Do you own a home: 394
Are you Retired: 51
Approximately 526 people completed the survey. Of those, not everyone voted on each question. Percentages are based on number of votes each question received.
The City currently owns 26,000 square feet of office space in Downtown Caribou that is for sale.
The Building is 26,800 square feet not counting the basement area. It has dual backup generators one 65 KW and one 50KW, with redundant wiring. There are multiple T-1 lines and other connections. The server room is approximately 20’ x 40’ with chilled elevated floors and halogen extinguishers. The building has a replacement value well in excess of $2 million as per construction tables.
There is a reception office at the main entrance, a large reception area in the front lobby. There is a series of offices around the perimeter of the building on the first floor surrounding the main server room. The second floors has offices and cubical space, an employee training area within that can seat approximately 100 persons. There are also kitchen facilities on the second floor. The building is fully sprinkled, has an alarm system wired to the police and fire departments and a host of other amenities. Directly across the street from the back entrance is a City owned parking lot that has approximately 100 parking spaces. Within two blocks of the building there are well over 300 parking spaces in city owned parking lots. This has accommodated at times greater than 100 persons working within the building at any one time and when they were working on a 24 hour basis.
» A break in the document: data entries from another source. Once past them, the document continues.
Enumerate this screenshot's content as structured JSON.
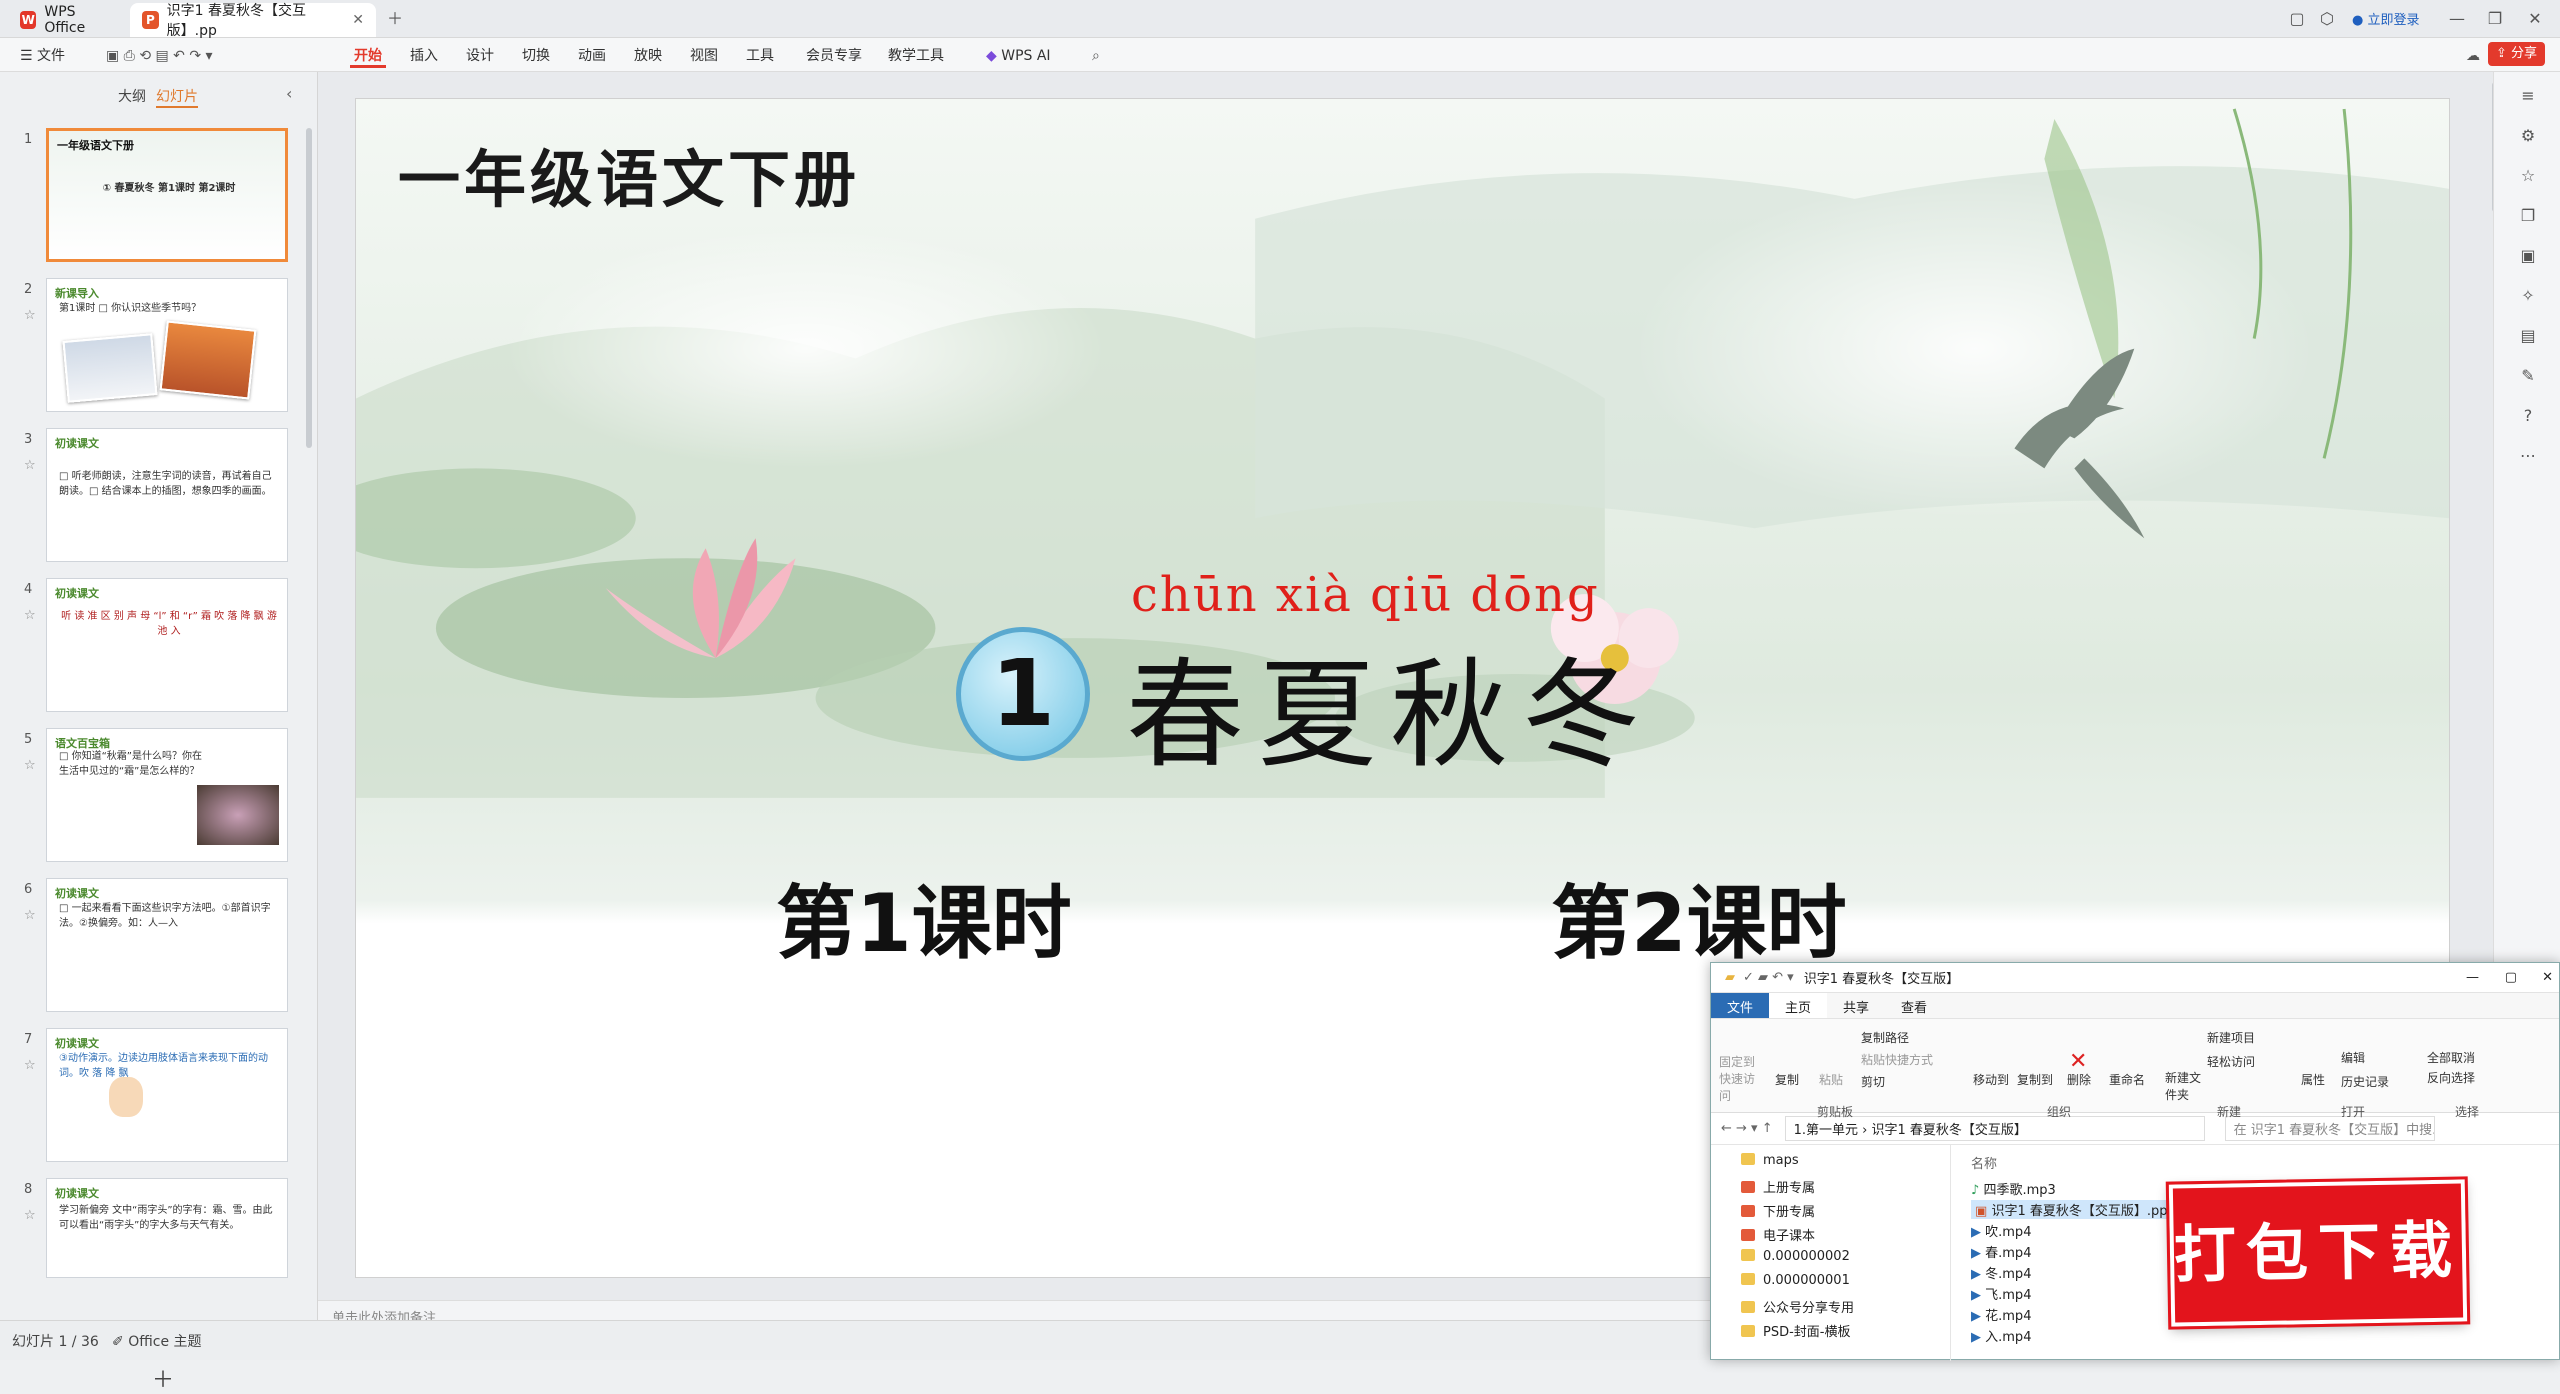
{
  "titlebar": {
    "app_tab": "WPS Office",
    "doc_tab": "识字1 春夏秋冬【交互版】.pp",
    "login": "立即登录"
  },
  "menu": {
    "file": "文件",
    "items": [
      "开始",
      "插入",
      "设计",
      "切换",
      "动画",
      "放映",
      "视图",
      "工具",
      "会员专享",
      "教学工具",
      "WPS AI"
    ],
    "share": "分享"
  },
  "left_panel": {
    "tab_outline": "大纲",
    "tab_slides": "幻灯片",
    "thumbs": [
      {
        "num": "1",
        "title": "一年级语文下册",
        "text": "① 春夏秋冬   第1课时   第2课时"
      },
      {
        "num": "2",
        "title": "新课导入",
        "text": "第1课时  □ 你认识这些季节吗？"
      },
      {
        "num": "3",
        "title": "初读课文",
        "text": "□ 听老师朗读，注意生字词的读音，再试着自己朗读。□ 结合课本上的插图，想象四季的画面。"
      },
      {
        "num": "4",
        "title": "初读课文",
        "text": "听 读 准 区 别 声 母 “l” 和 “r”  霜 吹 落 降 飘 游 池 入"
      },
      {
        "num": "5",
        "title": "语文百宝箱",
        "text": "□ 你知道“秋霜”是什么吗？你在生活中见过的“霜”是怎么样的？"
      },
      {
        "num": "6",
        "title": "初读课文",
        "text": "□ 一起来看看下面这些识字方法吧。①部首识字法。②换偏旁。如：人—入"
      },
      {
        "num": "7",
        "title": "初读课文",
        "text": "③动作演示。边读边用肢体语言来表现下面的动词。吹 落 降 飘"
      },
      {
        "num": "8",
        "title": "初读课文",
        "text": "学习新偏旁  文中“雨字头”的字有：霜、雪。由此可以看出“雨字头”的字大多与天气有关。"
      }
    ]
  },
  "slide": {
    "heading": "一年级语文下册",
    "lesson_number": "1",
    "pinyin": "chūn xià qiū dōng",
    "lesson_title": "春夏秋冬",
    "period1": "第1课时",
    "period2": "第2课时"
  },
  "notes": {
    "placeholder": "单击此处添加备注"
  },
  "status": {
    "slide_counter": "幻灯片 1 / 36",
    "theme": "Office 主题"
  },
  "explorer": {
    "title": "识字1 春夏秋冬【交互版】",
    "ribbon_tabs": [
      "文件",
      "主页",
      "共享",
      "查看"
    ],
    "ribbon_buttons": [
      "固定到快速访问",
      "复制",
      "粘贴",
      "复制路径",
      "粘贴快捷方式",
      "剪切",
      "移动到",
      "复制到",
      "删除",
      "重命名",
      "新建文件夹",
      "新建项目",
      "轻松访问",
      "属性",
      "编辑",
      "历史记录",
      "全部取消",
      "反向选择"
    ],
    "ribbon_groups": [
      "剪贴板",
      "组织",
      "新建",
      "打开",
      "选择"
    ],
    "address": "1.第一单元  ›  识字1 春夏秋冬【交互版】",
    "search_placeholder": "在 识字1 春夏秋冬【交互版】中搜...",
    "nav": [
      "maps",
      "上册专属",
      "下册专属",
      "电子课本",
      "0.000000002",
      "0.000000001",
      "公众号分享专用",
      "PSD-封面-横板"
    ],
    "column_name": "名称",
    "files": [
      "四季歌.mp3",
      "识字1 春夏秋冬【交互版】.pp",
      "吹.mp4",
      "春.mp4",
      "冬.mp4",
      "飞.mp4",
      "花.mp4",
      "入.mp4"
    ]
  },
  "badge": {
    "text": "打包下载"
  },
  "colors": {
    "accent": "#e33a2c",
    "pinyin_red": "#e0201a",
    "circle_blue": "#6ec4e4",
    "badge_red": "#e3141c",
    "thumb_title_green": "#4b8a2e"
  }
}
The building is for sale for $250,000. For more information on this building please contact Austin Bleess at 207-493-3324 x230 or via email at firstname.lastname@example.org.